This is really depressing. No fresh air and sunshine in this prison.
At least the only chains I've got are these in the van. And I hope to hell they take all the restraints off Will.
And if they're keeping Supers for years . . . decades . . . down here . . .
I hope the accommodations are nice.
Ten by ten cells. Three concrete walls, one plex, with a metal grid in it. Faraday cage, so no Supers can project energy.
It was a smaller size version of the Super prison in California, six cells on two sides of the common room. Metal screened plex covering the walls, the big TV screen and the overhead lights were behind the clear plex. The door another vault style.
They walked past two occupied cells . . . Travis Burngarner . . . Mike Mckenna. Bloody idiots! Turning on their own.
They were lined up in front of the first three cells of the other wall.

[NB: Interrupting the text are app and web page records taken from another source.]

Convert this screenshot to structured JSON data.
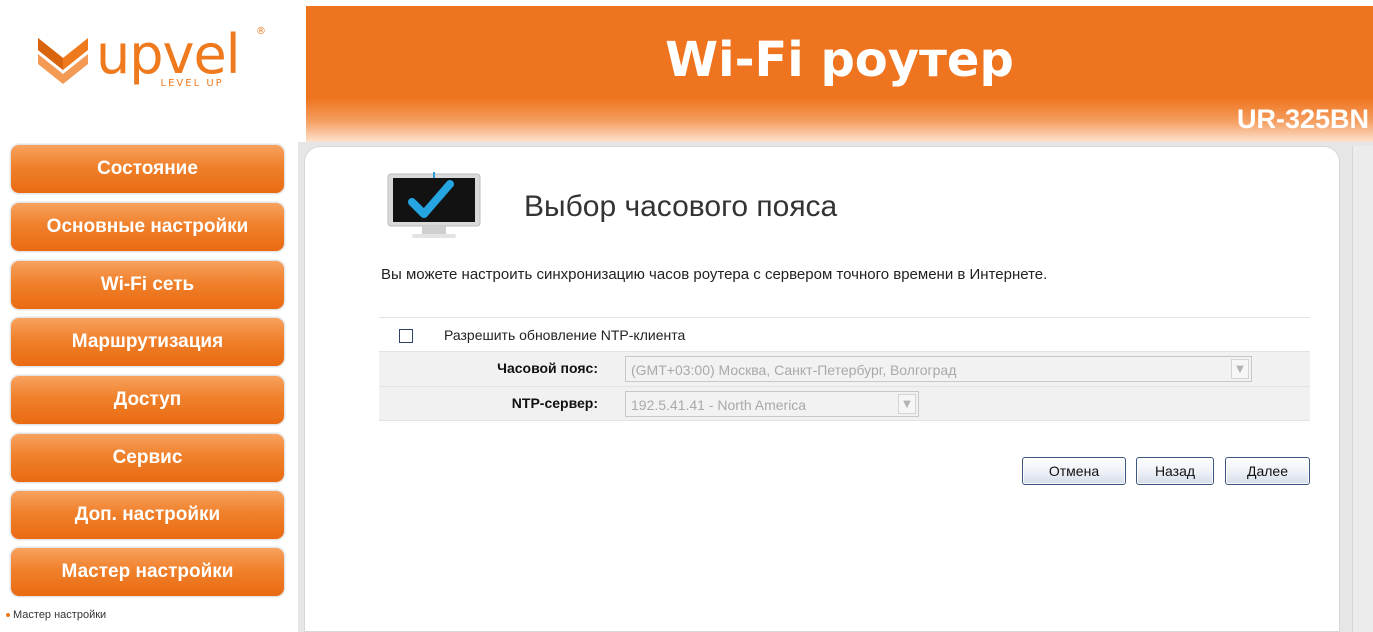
{
  "brand": {
    "logo_word": "upvel",
    "logo_tagline": "LEVEL UP",
    "logo_reg": "®",
    "accent_color": "#ef7a1e"
  },
  "header": {
    "title": "Wi-Fi роутер",
    "model": "UR-325BN"
  },
  "sidebar": {
    "items": [
      {
        "label": "Состояние"
      },
      {
        "label": "Основные настройки"
      },
      {
        "label": "Wi-Fi сеть"
      },
      {
        "label": "Маршрутизация"
      },
      {
        "label": "Доступ"
      },
      {
        "label": "Сервис"
      },
      {
        "label": "Доп. настройки"
      },
      {
        "label": "Мастер настройки"
      }
    ],
    "sub_items": [
      {
        "label": "Мастер настройки"
      }
    ]
  },
  "main": {
    "icon": "monitor-check-icon",
    "title": "Выбор часового пояса",
    "description": "Вы можете настроить синхронизацию часов роутера с сервером точного времени в Интернете.",
    "ntp_checkbox": {
      "label": "Разрешить обновление NTP-клиента",
      "checked": false
    },
    "timezone": {
      "label": "Часовой пояс:",
      "value": "(GMT+03:00) Москва, Санкт-Петербург, Волгоград"
    },
    "ntp_server": {
      "label": "NTP-сервер:",
      "value": "192.5.41.41 - North America"
    }
  },
  "buttons": {
    "cancel": "Отмена",
    "back": "Назад",
    "next": "Далее"
  }
}
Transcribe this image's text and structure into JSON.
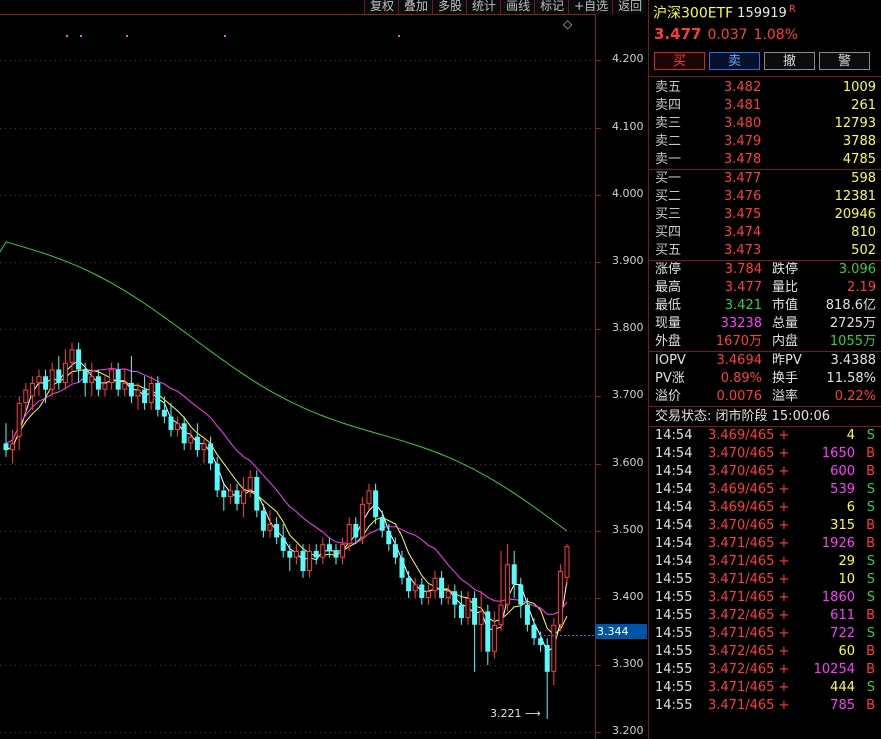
{
  "toolbar": [
    "复权",
    "叠加",
    "多股",
    "统计",
    "画线",
    "标记",
    "+自选",
    "返回"
  ],
  "y_axis": {
    "ticks": [
      "4.200",
      "4.100",
      "4.000",
      "3.900",
      "3.800",
      "3.700",
      "3.600",
      "3.500",
      "3.400",
      "3.300",
      "3.200"
    ]
  },
  "current_price_tag": "3.344",
  "low_marker": "3.221",
  "chart_data": {
    "type": "candlestick",
    "ylim": [
      3.19,
      4.29
    ],
    "ma_colors": [
      "#ffffff",
      "#ffff3c",
      "#ff3cff",
      "#32d232"
    ],
    "candles": [
      [
        3.63,
        3.62,
        3.66,
        3.61
      ],
      [
        3.62,
        3.63,
        3.65,
        3.6
      ],
      [
        3.64,
        3.69,
        3.7,
        3.62
      ],
      [
        3.69,
        3.71,
        3.72,
        3.67
      ],
      [
        3.7,
        3.72,
        3.73,
        3.68
      ],
      [
        3.72,
        3.73,
        3.74,
        3.7
      ],
      [
        3.73,
        3.71,
        3.74,
        3.69
      ],
      [
        3.71,
        3.74,
        3.75,
        3.7
      ],
      [
        3.74,
        3.72,
        3.76,
        3.71
      ],
      [
        3.72,
        3.75,
        3.77,
        3.71
      ],
      [
        3.75,
        3.77,
        3.78,
        3.72
      ],
      [
        3.77,
        3.74,
        3.78,
        3.72
      ],
      [
        3.74,
        3.72,
        3.75,
        3.7
      ],
      [
        3.72,
        3.73,
        3.75,
        3.7
      ],
      [
        3.73,
        3.71,
        3.74,
        3.7
      ],
      [
        3.71,
        3.72,
        3.73,
        3.7
      ],
      [
        3.72,
        3.74,
        3.75,
        3.71
      ],
      [
        3.74,
        3.71,
        3.75,
        3.7
      ],
      [
        3.71,
        3.72,
        3.74,
        3.7
      ],
      [
        3.72,
        3.7,
        3.76,
        3.69
      ],
      [
        3.7,
        3.71,
        3.72,
        3.68
      ],
      [
        3.71,
        3.69,
        3.73,
        3.68
      ],
      [
        3.69,
        3.72,
        3.73,
        3.68
      ],
      [
        3.72,
        3.68,
        3.73,
        3.67
      ],
      [
        3.68,
        3.67,
        3.7,
        3.66
      ],
      [
        3.67,
        3.65,
        3.69,
        3.64
      ],
      [
        3.65,
        3.66,
        3.67,
        3.64
      ],
      [
        3.66,
        3.63,
        3.67,
        3.62
      ],
      [
        3.63,
        3.64,
        3.65,
        3.62
      ],
      [
        3.64,
        3.62,
        3.66,
        3.61
      ],
      [
        3.62,
        3.63,
        3.64,
        3.6
      ],
      [
        3.63,
        3.6,
        3.64,
        3.59
      ],
      [
        3.6,
        3.56,
        3.61,
        3.55
      ],
      [
        3.56,
        3.55,
        3.57,
        3.53
      ],
      [
        3.55,
        3.56,
        3.57,
        3.54
      ],
      [
        3.56,
        3.54,
        3.57,
        3.53
      ],
      [
        3.54,
        3.56,
        3.58,
        3.52
      ],
      [
        3.56,
        3.58,
        3.59,
        3.55
      ],
      [
        3.58,
        3.53,
        3.59,
        3.52
      ],
      [
        3.53,
        3.5,
        3.54,
        3.49
      ],
      [
        3.5,
        3.51,
        3.53,
        3.49
      ],
      [
        3.51,
        3.49,
        3.52,
        3.48
      ],
      [
        3.49,
        3.47,
        3.51,
        3.46
      ],
      [
        3.47,
        3.46,
        3.48,
        3.44
      ],
      [
        3.46,
        3.47,
        3.48,
        3.45
      ],
      [
        3.47,
        3.44,
        3.48,
        3.43
      ],
      [
        3.44,
        3.47,
        3.48,
        3.43
      ],
      [
        3.47,
        3.46,
        3.48,
        3.45
      ],
      [
        3.46,
        3.48,
        3.49,
        3.45
      ],
      [
        3.48,
        3.47,
        3.49,
        3.46
      ],
      [
        3.47,
        3.46,
        3.48,
        3.45
      ],
      [
        3.46,
        3.48,
        3.49,
        3.45
      ],
      [
        3.48,
        3.51,
        3.52,
        3.47
      ],
      [
        3.51,
        3.49,
        3.52,
        3.48
      ],
      [
        3.49,
        3.54,
        3.55,
        3.48
      ],
      [
        3.54,
        3.56,
        3.57,
        3.53
      ],
      [
        3.56,
        3.52,
        3.57,
        3.51
      ],
      [
        3.52,
        3.5,
        3.53,
        3.49
      ],
      [
        3.5,
        3.48,
        3.51,
        3.47
      ],
      [
        3.48,
        3.46,
        3.49,
        3.45
      ],
      [
        3.46,
        3.43,
        3.47,
        3.42
      ],
      [
        3.43,
        3.41,
        3.44,
        3.4
      ],
      [
        3.41,
        3.42,
        3.43,
        3.4
      ],
      [
        3.42,
        3.4,
        3.43,
        3.39
      ],
      [
        3.4,
        3.41,
        3.42,
        3.39
      ],
      [
        3.41,
        3.43,
        3.44,
        3.4
      ],
      [
        3.43,
        3.4,
        3.44,
        3.39
      ],
      [
        3.4,
        3.41,
        3.42,
        3.39
      ],
      [
        3.41,
        3.39,
        3.42,
        3.37
      ],
      [
        3.39,
        3.37,
        3.41,
        3.36
      ],
      [
        3.37,
        3.4,
        3.41,
        3.36
      ],
      [
        3.4,
        3.36,
        3.41,
        3.29
      ],
      [
        3.36,
        3.38,
        3.41,
        3.32
      ],
      [
        3.38,
        3.32,
        3.39,
        3.3
      ],
      [
        3.32,
        3.36,
        3.38,
        3.31
      ],
      [
        3.36,
        3.39,
        3.47,
        3.35
      ],
      [
        3.39,
        3.45,
        3.48,
        3.38
      ],
      [
        3.45,
        3.42,
        3.47,
        3.4
      ],
      [
        3.42,
        3.39,
        3.43,
        3.37
      ],
      [
        3.39,
        3.36,
        3.4,
        3.35
      ],
      [
        3.36,
        3.34,
        3.37,
        3.33
      ],
      [
        3.34,
        3.33,
        3.35,
        3.32
      ],
      [
        3.33,
        3.29,
        3.34,
        3.22
      ],
      [
        3.29,
        3.36,
        3.37,
        3.27
      ],
      [
        3.36,
        3.44,
        3.45,
        3.35
      ],
      [
        3.43,
        3.477,
        3.48,
        3.42
      ]
    ]
  },
  "panel": {
    "name": "沪深300ETF",
    "code": "159919",
    "badge": "R",
    "price": "3.477",
    "change": "0.037",
    "change_pct": "1.08%",
    "buttons": [
      "买",
      "卖",
      "撤",
      "警"
    ],
    "asks": [
      {
        "label": "卖五",
        "price": "3.482",
        "vol": "1009"
      },
      {
        "label": "卖四",
        "price": "3.481",
        "vol": "261"
      },
      {
        "label": "卖三",
        "price": "3.480",
        "vol": "12793"
      },
      {
        "label": "卖二",
        "price": "3.479",
        "vol": "3788"
      },
      {
        "label": "卖一",
        "price": "3.478",
        "vol": "4785"
      }
    ],
    "bids": [
      {
        "label": "买一",
        "price": "3.477",
        "vol": "598"
      },
      {
        "label": "买二",
        "price": "3.476",
        "vol": "12381"
      },
      {
        "label": "买三",
        "price": "3.475",
        "vol": "20946"
      },
      {
        "label": "买四",
        "price": "3.474",
        "vol": "810"
      },
      {
        "label": "买五",
        "price": "3.473",
        "vol": "502"
      }
    ],
    "stats": [
      {
        "l1": "涨停",
        "v1": "3.784",
        "c1": "rd",
        "l2": "跌停",
        "v2": "3.096",
        "c2": "gr"
      },
      {
        "l1": "最高",
        "v1": "3.477",
        "c1": "rd",
        "l2": "量比",
        "v2": "2.19",
        "c2": "rd"
      },
      {
        "l1": "最低",
        "v1": "3.421",
        "c1": "gr",
        "l2": "市值",
        "v2": "818.6亿",
        "c2": "wh"
      },
      {
        "l1": "现量",
        "v1": "33238",
        "c1": "mg",
        "l2": "总量",
        "v2": "2725万",
        "c2": "wh"
      },
      {
        "l1": "外盘",
        "v1": "1670万",
        "c1": "rd",
        "l2": "内盘",
        "v2": "1055万",
        "c2": "gr"
      }
    ],
    "stats2": [
      {
        "l1": "IOPV",
        "v1": "3.4694",
        "c1": "rd",
        "l2": "昨PV",
        "v2": "3.4388",
        "c2": "wh"
      },
      {
        "l1": "PV涨",
        "v1": "0.89%",
        "c1": "rd",
        "l2": "换手",
        "v2": "11.58%",
        "c2": "wh"
      },
      {
        "l1": "溢价",
        "v1": "0.0076",
        "c1": "rd",
        "l2": "溢率",
        "v2": "0.22%",
        "c2": "rd"
      }
    ],
    "status": "交易状态: 闭市阶段 15:00:06",
    "trades": [
      {
        "t": "14:54",
        "p": "3.469/465 +",
        "v": "4",
        "vc": "yl",
        "s": "S",
        "sc": "gr"
      },
      {
        "t": "14:54",
        "p": "3.470/465 +",
        "v": "1650",
        "vc": "mg",
        "s": "B",
        "sc": "rd"
      },
      {
        "t": "14:54",
        "p": "3.470/465 +",
        "v": "600",
        "vc": "mg",
        "s": "B",
        "sc": "rd"
      },
      {
        "t": "14:54",
        "p": "3.469/465 +",
        "v": "539",
        "vc": "mg",
        "s": "S",
        "sc": "gr"
      },
      {
        "t": "14:54",
        "p": "3.469/465 +",
        "v": "6",
        "vc": "yl",
        "s": "S",
        "sc": "gr"
      },
      {
        "t": "14:54",
        "p": "3.470/465 +",
        "v": "315",
        "vc": "yl",
        "s": "B",
        "sc": "rd"
      },
      {
        "t": "14:54",
        "p": "3.471/465 +",
        "v": "1926",
        "vc": "mg",
        "s": "B",
        "sc": "rd"
      },
      {
        "t": "14:54",
        "p": "3.471/465 +",
        "v": "29",
        "vc": "yl",
        "s": "S",
        "sc": "gr"
      },
      {
        "t": "14:55",
        "p": "3.471/465 +",
        "v": "10",
        "vc": "yl",
        "s": "S",
        "sc": "gr"
      },
      {
        "t": "14:55",
        "p": "3.471/465 +",
        "v": "1860",
        "vc": "mg",
        "s": "S",
        "sc": "gr"
      },
      {
        "t": "14:55",
        "p": "3.472/465 +",
        "v": "611",
        "vc": "mg",
        "s": "B",
        "sc": "rd"
      },
      {
        "t": "14:55",
        "p": "3.471/465 +",
        "v": "722",
        "vc": "mg",
        "s": "S",
        "sc": "gr"
      },
      {
        "t": "14:55",
        "p": "3.472/465 +",
        "v": "60",
        "vc": "yl",
        "s": "B",
        "sc": "rd"
      },
      {
        "t": "14:55",
        "p": "3.472/465 +",
        "v": "10254",
        "vc": "mg",
        "s": "B",
        "sc": "rd"
      },
      {
        "t": "14:55",
        "p": "3.471/465 +",
        "v": "444",
        "vc": "yl",
        "s": "S",
        "sc": "gr"
      },
      {
        "t": "14:55",
        "p": "3.471/465 +",
        "v": "785",
        "vc": "mg",
        "s": "B",
        "sc": "rd"
      }
    ]
  }
}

The warden eyed the three of them. "You will be in your cells from 10 PM to 7 AM. Any violence among you, and all of you will spend all day in your cell. Attack a jailor and you five men will get a week in your cells."
"Inferno. Every week you behave, one shackle will be removed. Every time you misbehave, one will be added." He turned to a big beefy guard. "Remove his leg chains."
He eyed Ernie, then Scotch. "I expect you two will be released after the panic Doctor Inferno has caused quiets down. Don't give me any reason to recommend otherwise."
"Now step into your cells. Dinner will be served shortly."
Ernie turned and walked into his new home.
This is really shitty.
Will made himself as comfortable as possible and started experimenting.
Super Vision was mostly an annoyance. It was all well and good for teenage boys to snicker about being able to see through women's clothes, but a true connoisseur of women found style, grace of movement, personality, and wit all more important than raw physical attractiveness.
And when used frequently it got hard to turn off. And seeing everyone walking around naked was a rather horrifying experience. And with that in mind, he wasn't going to fool with it until after dinner, when he had plenty of time to turn it off again.
Gravity--sensing, not manipulating--showed five hundred meters of rock over head and all around. Full of holes, clearly man made, all the square corners . . .
If I can see through all this stuff, I'll find out how many other Supers they have locked up in here. Crap, can't imagine being stuck here for years.
Mind you, it'll probably take me a month and a half to work out the best way to do this.
He turned his head at movement. Female trustees in yellow, bringing in dinners and setting them on the tables. He narrowed his eyes.
Kelly Winters and Cari Burngartner don't surprise me. But those other three . . . hot damn. That old lady . . .
He stood up and stepped closer to the plex to look carefully. And started smiling.
That's Fanny! I don't recognize the other two . . . but they look pretty young. Probably born after I started going downhill twenty years ago. Well, looks like this escape is going to be a little bigger than I'd thought.
But he was smiling as he clanked out to sit alone at a table and eat.
/// Now if I wanted to do a series of novellas, I'd probably stop right here. And pick up with the Super Escape for the starting sequence of the next one. Right now, I'll keep on writing.///